He pointed out, “A lot of times with poor sexual health, it can cause low energy, fatigue and stress leading to serious physiological disorders like hormone imbalance, infertility, tumours, infections, sexually transmitted diseases and immunity disorders. So, if you think, sexual, physiological and mental disorders are all closely connected with each other and require equal attention. Ignoring the issue will further jeopardize one’s health.”

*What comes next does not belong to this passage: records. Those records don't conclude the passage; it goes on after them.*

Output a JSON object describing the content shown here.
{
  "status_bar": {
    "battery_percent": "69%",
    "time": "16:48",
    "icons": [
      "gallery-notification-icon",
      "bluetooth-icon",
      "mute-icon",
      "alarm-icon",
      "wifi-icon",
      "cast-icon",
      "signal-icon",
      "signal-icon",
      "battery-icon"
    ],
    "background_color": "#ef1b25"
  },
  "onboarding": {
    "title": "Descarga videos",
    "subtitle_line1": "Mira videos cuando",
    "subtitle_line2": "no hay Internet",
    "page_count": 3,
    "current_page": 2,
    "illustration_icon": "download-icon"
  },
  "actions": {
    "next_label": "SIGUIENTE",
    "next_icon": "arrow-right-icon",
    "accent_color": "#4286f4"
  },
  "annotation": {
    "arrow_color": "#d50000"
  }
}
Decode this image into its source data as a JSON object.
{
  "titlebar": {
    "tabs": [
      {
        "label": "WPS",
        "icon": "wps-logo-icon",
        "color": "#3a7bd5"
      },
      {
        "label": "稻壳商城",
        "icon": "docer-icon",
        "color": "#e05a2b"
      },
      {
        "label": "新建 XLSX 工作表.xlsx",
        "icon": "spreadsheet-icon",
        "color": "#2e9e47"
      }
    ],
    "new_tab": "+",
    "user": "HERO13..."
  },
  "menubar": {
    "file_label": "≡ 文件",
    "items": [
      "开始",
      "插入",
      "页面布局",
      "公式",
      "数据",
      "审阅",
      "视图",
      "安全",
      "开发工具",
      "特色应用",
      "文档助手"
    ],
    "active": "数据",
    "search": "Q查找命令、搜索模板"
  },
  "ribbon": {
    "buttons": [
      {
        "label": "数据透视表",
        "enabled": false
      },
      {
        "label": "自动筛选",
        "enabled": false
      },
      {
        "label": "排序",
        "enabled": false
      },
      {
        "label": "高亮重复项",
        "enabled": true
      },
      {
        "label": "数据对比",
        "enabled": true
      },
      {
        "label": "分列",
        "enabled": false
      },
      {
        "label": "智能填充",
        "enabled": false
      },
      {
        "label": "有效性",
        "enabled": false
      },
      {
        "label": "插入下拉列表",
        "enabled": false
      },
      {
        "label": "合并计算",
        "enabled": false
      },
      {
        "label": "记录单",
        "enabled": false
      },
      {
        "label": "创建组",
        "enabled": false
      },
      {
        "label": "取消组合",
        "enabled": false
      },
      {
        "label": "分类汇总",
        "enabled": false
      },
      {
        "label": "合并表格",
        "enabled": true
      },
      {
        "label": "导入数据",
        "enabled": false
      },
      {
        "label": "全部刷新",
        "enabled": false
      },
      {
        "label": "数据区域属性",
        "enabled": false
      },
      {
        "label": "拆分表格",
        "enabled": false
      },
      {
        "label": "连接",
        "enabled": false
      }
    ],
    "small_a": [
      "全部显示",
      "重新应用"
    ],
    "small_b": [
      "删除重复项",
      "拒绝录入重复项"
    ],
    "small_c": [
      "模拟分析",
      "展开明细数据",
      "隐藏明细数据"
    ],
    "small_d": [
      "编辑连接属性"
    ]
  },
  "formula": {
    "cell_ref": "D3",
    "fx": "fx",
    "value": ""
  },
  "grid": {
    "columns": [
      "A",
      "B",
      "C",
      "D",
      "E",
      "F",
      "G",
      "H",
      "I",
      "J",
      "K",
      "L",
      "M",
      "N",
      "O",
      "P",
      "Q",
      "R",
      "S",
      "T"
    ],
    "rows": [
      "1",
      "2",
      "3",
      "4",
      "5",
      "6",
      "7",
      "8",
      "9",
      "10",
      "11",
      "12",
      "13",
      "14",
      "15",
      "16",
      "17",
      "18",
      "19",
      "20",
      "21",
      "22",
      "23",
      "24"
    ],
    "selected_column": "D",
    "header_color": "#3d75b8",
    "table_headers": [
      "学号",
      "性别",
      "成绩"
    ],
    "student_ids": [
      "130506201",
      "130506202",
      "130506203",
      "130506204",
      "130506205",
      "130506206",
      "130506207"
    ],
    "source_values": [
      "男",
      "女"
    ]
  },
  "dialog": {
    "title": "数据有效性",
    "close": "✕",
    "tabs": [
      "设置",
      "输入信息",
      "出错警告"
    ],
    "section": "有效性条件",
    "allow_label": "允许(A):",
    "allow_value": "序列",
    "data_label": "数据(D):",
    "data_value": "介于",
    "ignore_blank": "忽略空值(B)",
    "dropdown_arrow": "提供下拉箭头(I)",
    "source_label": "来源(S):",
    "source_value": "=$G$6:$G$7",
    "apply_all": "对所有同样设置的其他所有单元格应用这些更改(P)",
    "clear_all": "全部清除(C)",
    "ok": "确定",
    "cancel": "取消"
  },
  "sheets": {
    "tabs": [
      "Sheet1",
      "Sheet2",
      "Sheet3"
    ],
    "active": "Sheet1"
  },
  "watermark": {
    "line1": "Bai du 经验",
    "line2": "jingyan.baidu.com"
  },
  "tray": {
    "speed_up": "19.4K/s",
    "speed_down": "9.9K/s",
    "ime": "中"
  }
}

Asserting the flipside that sexual disorders may be caused due to challenges one faces with their mental health, Dr Kshitiz Murdia, CEO and Co-Founder of Indira IVF, said, “This can be traced to the existence of mental illness or mental distress that manifests itself as social behaviour, leading to sexual dysfunction in the individual. Furthermore, the therapy or medication one takes can also impact their sexual function. It has also been observed that there is a co-relation between adoption of an unhealthy lifestyle and the presence of mental health disorders. In individuals facing complications with their infertility due to mental disorders and vice-versa, a few proactive initiatives can help limit their consequences.”
He advised, “Maintain a scientific and medical mind-set while addressing both mental and sexual disorders. One must pay heed to the symptoms associated with both and not neglect them as this would only escalate the extent of the condition. With this understanding, one must approach a relevant medical practitioner in order to take remedial measures. One must speak with an infertility specialist, psychologist or psychiatrist for the same, as the case may be. It is advised that individuals incorporate healthy habits in their daily life, as well as following an engaging schedule. This includes inculcating a balanced diet, physical activities, and including activities that one enjoys. Ceasing unhealthy habits such as consumption of alcohol and tobacco can help. There are many therapies available that assist people to quit tobacco and alcohol consumption that contribute to sexual disorders.”